There are quite a few situations in which ordinary people receive files created with Excel or Word on a Windows machine and process information on linux. I have summarized the basics of the data conversion procedure that will be required at that time.
Here, the Japanese name file is a file in which so-called double-byte characters are used in the file name.
unzip -O cp932 Archive containing Japanese name files.zip
cp932 is a character code standard extended by microsoft to Shift JIS.
reference: Actually not scary CP932
convmv -f cp932 -t utf-8 * --notest
For ubuntu, the
convmv command is not installed by default, so you need to do ʻapt install convmv` in advance.
If a file with a Japanese name is unzipped from zip on linux using the "standard" procedure, it seems that it will be converted to UTF-8 with inappropriate garbled characters, and even if you try to convmv after that, " "It has been processed" and it is refused. There is no choice but to give up and re-extract from the original zip file according to the above procedure.
Convert the text of Shift jis to UTF-8, convert the line feed code from CR / LF which is the standard of windows to LF, and write the result to a new file.
iconv -f cp932 -t utf-8 Target file name| sed 's/\r//g' >Output destination file name
I also considered a method to process all the files in the current directory at once. Let's write out the converted contents by creating a file with the same name in the subdirectory ʻutf8`. Use bash loop processing.
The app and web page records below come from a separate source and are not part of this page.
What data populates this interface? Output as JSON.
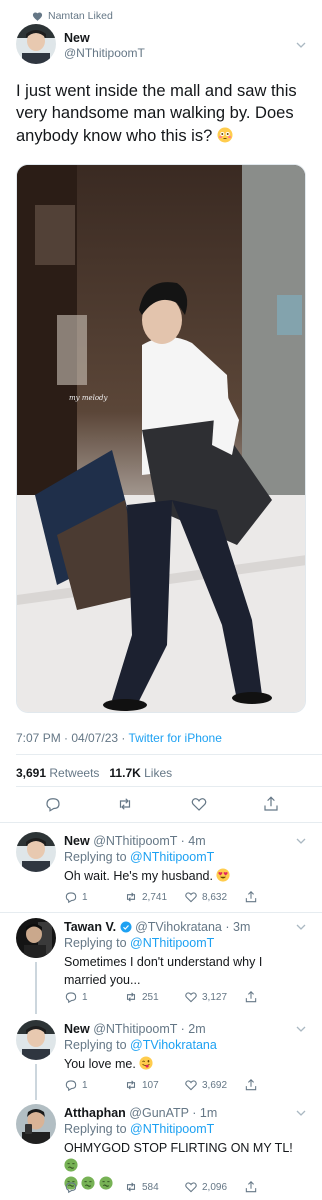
{
  "liked_banner": "Namtan Liked",
  "main_tweet": {
    "name": "New",
    "handle": "@NThitipoomT",
    "text": "I just went inside the mall and saw this very handsome man walking by. Does anybody know who this is?",
    "text_emoji": "flushed-face-emoji",
    "photo_watermark": "my melody",
    "time": "7:07 PM · 04/07/23 · ",
    "source": "Twitter for iPhone",
    "retweets_count": "3,691",
    "retweets_label": "Retweets",
    "likes_count": "11.7K",
    "likes_label": "Likes"
  },
  "replies": [
    {
      "name": "New",
      "handle": "@NThitipoomT · 4m",
      "replying_prefix": "Replying to ",
      "replying_to": "@NThitipoomT",
      "text": "Oh wait. He's my husband.",
      "emoji": "heart-eyes-emoji",
      "replies": "1",
      "retweets": "2,741",
      "likes": "8,632"
    },
    {
      "name": "Tawan V.",
      "handle": "@TVihokratana · 3m",
      "replying_prefix": "Replying to ",
      "replying_to": "@NThitipoomT",
      "text": "Sometimes I don't understand why I married you...",
      "replies": "1",
      "retweets": "251",
      "likes": "3,127"
    },
    {
      "name": "New",
      "handle": "@NThitipoomT · 2m",
      "replying_prefix": "Replying to ",
      "replying_to": "@TVihokratana",
      "text": "You love me.",
      "emoji": "tongue-wink-emoji",
      "replies": "1",
      "retweets": "107",
      "likes": "3,692"
    },
    {
      "name": "Atthaphan",
      "handle": "@GunATP · 1m",
      "replying_prefix": "Replying to ",
      "replying_to": "@NThitipoomT",
      "text": "OHMYGOD STOP FLIRTING ON MY TL!",
      "emoji": "nauseated-face-emoji",
      "retweets": "584",
      "likes": "2,096"
    }
  ],
  "colors": {
    "accent": "#1da1f2",
    "secondary_text": "#657786",
    "divider": "#e6ecf0"
  }
}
#!/bin/bash [ -d utf8 ] || mkdir utf8 for a in * do iconv -f cp932 -t utf-8 $a | sed 's/\r//g' > utf8/$a done